Image Competition 2014

2014 Image Competition Winners

184 people voted for the best image in the 4th Annual Images of Research Competition!  Congratulations to our winners, whose images are featured below with the number of votes received.

View All Original 2014 Images

1st Place: Lumi-Art (27 Votes)

The Institute for Tuberculosis Research (ITR) has been making efforts to stop TB. One of the major projects is focused on searching for new TB drug leads from nature. For this purpose, a direct bioautography method was developed using a non-pathogenic M. tuberculosis strain with a luminescence gene from firefly. The developed TLC plates were dipped in bacterial suspension and incubated for 24 hours. The inhibition zones appeared on the TLC plates, indicating the presence of active compounds.

Wei Gao & Edyta Grzelak  |  Institute for Tuberculosis Research

2nd Place: Frozen (24 Votes)

Natural Products Drug Discovery utilizes many techniques that help to isolate and characterize potential drug leads. Isolation of a chemical compound, however, is a time consuming task which often requires application of complex purification procedures. Recrystallization is one of methods that allow for purification of a solid chemical compound. Successful recrystallization relies on a blend of science and art because to receive satisfactory results researcher must rely on experimentation, observation, imagination, and skill rather than on mathematical and physical predictions.
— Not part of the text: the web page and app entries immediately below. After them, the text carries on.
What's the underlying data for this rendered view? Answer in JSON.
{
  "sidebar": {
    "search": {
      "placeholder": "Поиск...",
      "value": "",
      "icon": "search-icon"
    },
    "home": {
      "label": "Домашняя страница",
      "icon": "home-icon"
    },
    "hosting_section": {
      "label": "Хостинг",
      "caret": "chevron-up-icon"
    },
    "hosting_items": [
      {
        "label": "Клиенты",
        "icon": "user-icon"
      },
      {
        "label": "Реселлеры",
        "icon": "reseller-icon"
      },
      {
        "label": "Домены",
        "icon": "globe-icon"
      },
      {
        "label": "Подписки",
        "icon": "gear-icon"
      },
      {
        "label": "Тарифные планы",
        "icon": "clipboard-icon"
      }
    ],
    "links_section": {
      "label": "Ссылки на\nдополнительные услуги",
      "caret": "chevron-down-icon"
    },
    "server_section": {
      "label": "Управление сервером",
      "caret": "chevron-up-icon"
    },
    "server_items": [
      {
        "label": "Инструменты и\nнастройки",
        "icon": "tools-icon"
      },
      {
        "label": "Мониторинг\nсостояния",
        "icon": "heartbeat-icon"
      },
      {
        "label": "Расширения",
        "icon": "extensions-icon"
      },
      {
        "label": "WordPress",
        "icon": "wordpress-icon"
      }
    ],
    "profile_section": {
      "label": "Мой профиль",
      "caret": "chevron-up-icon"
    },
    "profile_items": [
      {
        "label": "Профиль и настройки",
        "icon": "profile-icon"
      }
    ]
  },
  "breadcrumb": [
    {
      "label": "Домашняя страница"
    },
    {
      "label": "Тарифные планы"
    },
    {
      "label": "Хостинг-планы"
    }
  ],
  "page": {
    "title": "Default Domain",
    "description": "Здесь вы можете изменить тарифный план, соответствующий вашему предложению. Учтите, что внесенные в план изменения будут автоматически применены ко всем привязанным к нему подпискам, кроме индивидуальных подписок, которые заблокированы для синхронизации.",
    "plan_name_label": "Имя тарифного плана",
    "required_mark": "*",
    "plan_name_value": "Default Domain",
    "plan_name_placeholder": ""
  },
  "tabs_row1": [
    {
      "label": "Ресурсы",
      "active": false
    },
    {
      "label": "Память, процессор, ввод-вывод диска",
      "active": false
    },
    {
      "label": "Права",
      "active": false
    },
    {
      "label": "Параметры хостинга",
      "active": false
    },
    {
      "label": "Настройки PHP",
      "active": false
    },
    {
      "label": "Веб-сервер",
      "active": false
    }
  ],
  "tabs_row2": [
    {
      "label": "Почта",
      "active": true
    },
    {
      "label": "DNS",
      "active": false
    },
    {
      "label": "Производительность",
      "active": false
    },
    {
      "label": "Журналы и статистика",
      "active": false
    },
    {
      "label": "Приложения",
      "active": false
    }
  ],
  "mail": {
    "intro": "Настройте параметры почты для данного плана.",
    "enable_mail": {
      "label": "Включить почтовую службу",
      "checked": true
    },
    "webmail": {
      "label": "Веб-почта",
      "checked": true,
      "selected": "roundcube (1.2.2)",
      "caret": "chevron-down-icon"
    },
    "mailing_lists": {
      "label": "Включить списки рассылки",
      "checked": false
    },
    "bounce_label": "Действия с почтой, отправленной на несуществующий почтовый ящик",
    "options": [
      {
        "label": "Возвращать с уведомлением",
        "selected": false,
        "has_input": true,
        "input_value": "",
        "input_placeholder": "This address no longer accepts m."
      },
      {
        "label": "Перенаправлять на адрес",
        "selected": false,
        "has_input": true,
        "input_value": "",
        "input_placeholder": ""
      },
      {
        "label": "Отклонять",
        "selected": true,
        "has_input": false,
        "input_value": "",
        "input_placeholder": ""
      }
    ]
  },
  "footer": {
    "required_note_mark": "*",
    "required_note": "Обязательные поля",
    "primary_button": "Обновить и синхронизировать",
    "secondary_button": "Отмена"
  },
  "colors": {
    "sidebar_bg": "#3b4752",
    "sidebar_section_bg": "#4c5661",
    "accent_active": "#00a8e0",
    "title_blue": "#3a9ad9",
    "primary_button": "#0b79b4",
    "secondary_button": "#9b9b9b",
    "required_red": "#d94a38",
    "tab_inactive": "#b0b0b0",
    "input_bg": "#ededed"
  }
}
The photograph depicts a vial with crystals that mimic frozen formations of winter snowflakes.

Karina M. Szymulanska-Ramamurthy  |  Dept. of Medicinal Chemistry and Pharmacognos

3rd Place: Mouse #101 (23 Votes)

The use of mice have largely been used to predict the pharmacokinetics (PK) of drugs in the past using classical methods of drug delivery via i.p. injection or oral gavage. However, other methods such as hydrogel which allows a low consistent dose of drug to be administered noninvasively have been an interest to us, but becomes difficult to predict PK. We work on understanding different methods of drug delivery and its effects on PK in mice to better predict dosing in animal models. Pictured is mouse #101 with our current drug delivery methods used in i.p. injection, oral gavage, and hydrogel.

Sue Lee  |  Dept. of Medicinal Chemistry & Pharmacognosy